[The task] Each line of the records that follow must come back exactly, with pictures skipped.
Segment Open
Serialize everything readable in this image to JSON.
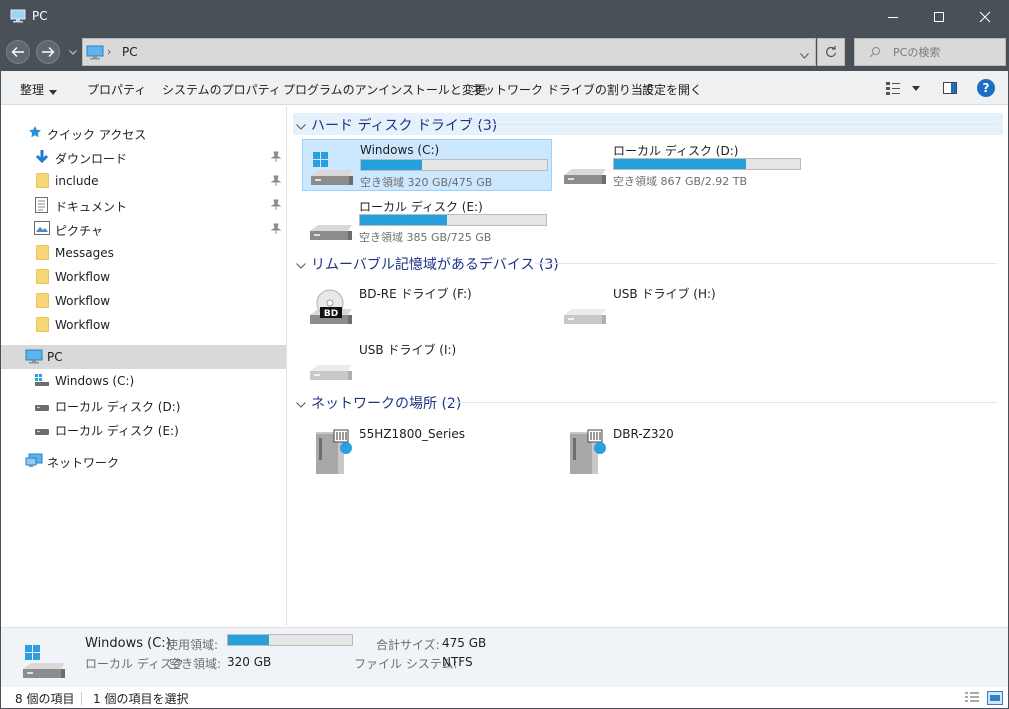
{
  "window": {
    "title": "PC",
    "minimize_label": "",
    "maximize_label": "",
    "close_label": ""
  },
  "address": {
    "crumb": "PC",
    "search_placeholder": "PCの検索"
  },
  "commands": {
    "organize": "整理",
    "properties": "プロパティ",
    "system_properties": "システムのプロパティ",
    "uninstall": "プログラムのアンインストールと変更",
    "map_drive": "ネットワーク ドライブの割り当て",
    "open_settings": "設定を開く",
    "help": "?"
  },
  "nav": {
    "quick_access": "クイック アクセス",
    "quick_items": [
      {
        "label": "ダウンロード",
        "icon": "download-arrow-icon",
        "pinned": true
      },
      {
        "label": "include",
        "icon": "folder-icon",
        "pinned": true
      },
      {
        "label": "ドキュメント",
        "icon": "document-icon",
        "pinned": true
      },
      {
        "label": "ピクチャ",
        "icon": "picture-icon",
        "pinned": true
      },
      {
        "label": "Messages",
        "icon": "folder-icon",
        "pinned": false
      },
      {
        "label": "Workflow",
        "icon": "folder-icon",
        "pinned": false
      },
      {
        "label": "Workflow",
        "icon": "folder-icon",
        "pinned": false
      },
      {
        "label": "Workflow",
        "icon": "folder-icon",
        "pinned": false
      }
    ],
    "pc": "PC",
    "pc_items": [
      {
        "label": "Windows (C:)",
        "icon": "windows-drive-icon"
      },
      {
        "label": "ローカル ディスク (D:)",
        "icon": "drive-icon"
      },
      {
        "label": "ローカル ディスク (E:)",
        "icon": "drive-icon"
      }
    ],
    "network": "ネットワーク"
  },
  "groups": {
    "hdd": "ハード ディスク ドライブ (3)",
    "removable": "リムーバブル記憶域があるデバイス (3)",
    "network": "ネットワークの場所 (2)"
  },
  "drives": [
    {
      "name": "Windows (C:)",
      "free": "空き領域 320 GB/475 GB",
      "used_fraction": 0.33
    },
    {
      "name": "ローカル ディスク (D:)",
      "free": "空き領域 867 GB/2.92 TB",
      "used_fraction": 0.71
    },
    {
      "name": "ローカル ディスク (E:)",
      "free": "空き領域 385 GB/725 GB",
      "used_fraction": 0.47
    }
  ],
  "removable": [
    {
      "name": "BD-RE ドライブ (F:)",
      "icon": "bluray-drive-icon",
      "badge": "BD"
    },
    {
      "name": "USB ドライブ (H:)",
      "icon": "usb-drive-icon"
    },
    {
      "name": "USB ドライブ (I:)",
      "icon": "usb-drive-icon"
    }
  ],
  "network_locations": [
    {
      "name": "55HZ1800_Series",
      "icon": "media-server-icon"
    },
    {
      "name": "DBR-Z320",
      "icon": "media-server-icon"
    }
  ],
  "details": {
    "name": "Windows (C:)",
    "type": "ローカル ディスク",
    "used_key": "使用領域:",
    "used_fraction": 0.33,
    "free_key": "空き領域:",
    "free_value": "320 GB",
    "total_key": "合計サイズ:",
    "total_value": "475 GB",
    "fs_key": "ファイル システム:",
    "fs_value": "NTFS"
  },
  "status": {
    "count": "8 個の項目",
    "selected": "1 個の項目を選択"
  },
  "colors": {
    "titlebar": "#4a5058",
    "accent": "#26a0da",
    "group_header": "#1e3287",
    "selection": "#cce8ff"
  }
}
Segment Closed
[Task answer]
Serialize everything readable in this image to JSON.
{
  "window": {
    "title": "PC",
    "minimize_label": "",
    "maximize_label": "",
    "close_label": ""
  },
  "address": {
    "crumb": "PC",
    "search_placeholder": "PCの検索"
  },
  "commands": {
    "organize": "整理",
    "properties": "プロパティ",
    "system_properties": "システムのプロパティ",
    "uninstall": "プログラムのアンインストールと変更",
    "map_drive": "ネットワーク ドライブの割り当て",
    "open_settings": "設定を開く",
    "help": "?"
  },
  "nav": {
    "quick_access": "クイック アクセス",
    "quick_items": [
      {
        "label": "ダウンロード",
        "icon": "download-arrow-icon",
        "pinned": true
      },
      {
        "label": "include",
        "icon": "folder-icon",
        "pinned": true
      },
      {
        "label": "ドキュメント",
        "icon": "document-icon",
        "pinned": true
      },
      {
        "label": "ピクチャ",
        "icon": "picture-icon",
        "pinned": true
      },
      {
        "label": "Messages",
        "icon": "folder-icon",
        "pinned": false
      },
      {
        "label": "Workflow",
        "icon": "folder-icon",
        "pinned": false
      },
      {
        "label": "Workflow",
        "icon": "folder-icon",
        "pinned": false
      },
      {
        "label": "Workflow",
        "icon": "folder-icon",
        "pinned": false
      }
    ],
    "pc": "PC",
    "pc_items": [
      {
        "label": "Windows (C:)",
        "icon": "windows-drive-icon"
      },
      {
        "label": "ローカル ディスク (D:)",
        "icon": "drive-icon"
      },
      {
        "label": "ローカル ディスク (E:)",
        "icon": "drive-icon"
      }
    ],
    "network": "ネットワーク"
  },
  "groups": {
    "hdd": "ハード ディスク ドライブ (3)",
    "removable": "リムーバブル記憶域があるデバイス (3)",
    "network": "ネットワークの場所 (2)"
  },
  "drives": [
    {
      "name": "Windows (C:)",
      "free": "空き領域 320 GB/475 GB",
      "used_fraction": 0.33
    },
    {
      "name": "ローカル ディスク (D:)",
      "free": "空き領域 867 GB/2.92 TB",
      "used_fraction": 0.71
    },
    {
      "name": "ローカル ディスク (E:)",
      "free": "空き領域 385 GB/725 GB",
      "used_fraction": 0.47
    }
  ],
  "removable": [
    {
      "name": "BD-RE ドライブ (F:)",
      "icon": "bluray-drive-icon",
      "badge": "BD"
    },
    {
      "name": "USB ドライブ (H:)",
      "icon": "usb-drive-icon"
    },
    {
      "name": "USB ドライブ (I:)",
      "icon": "usb-drive-icon"
    }
  ],
  "network_locations": [
    {
      "name": "55HZ1800_Series",
      "icon": "media-server-icon"
    },
    {
      "name": "DBR-Z320",
      "icon": "media-server-icon"
    }
  ],
  "details": {
    "name": "Windows (C:)",
    "type": "ローカル ディスク",
    "used_key": "使用領域:",
    "used_fraction": 0.33,
    "free_key": "空き領域:",
    "free_value": "320 GB",
    "total_key": "合計サイズ:",
    "total_value": "475 GB",
    "fs_key": "ファイル システム:",
    "fs_value": "NTFS"
  },
  "status": {
    "count": "8 個の項目",
    "selected": "1 個の項目を選択"
  },
  "colors": {
    "titlebar": "#4a5058",
    "accent": "#26a0da",
    "group_header": "#1e3287",
    "selection": "#cce8ff"
  }
}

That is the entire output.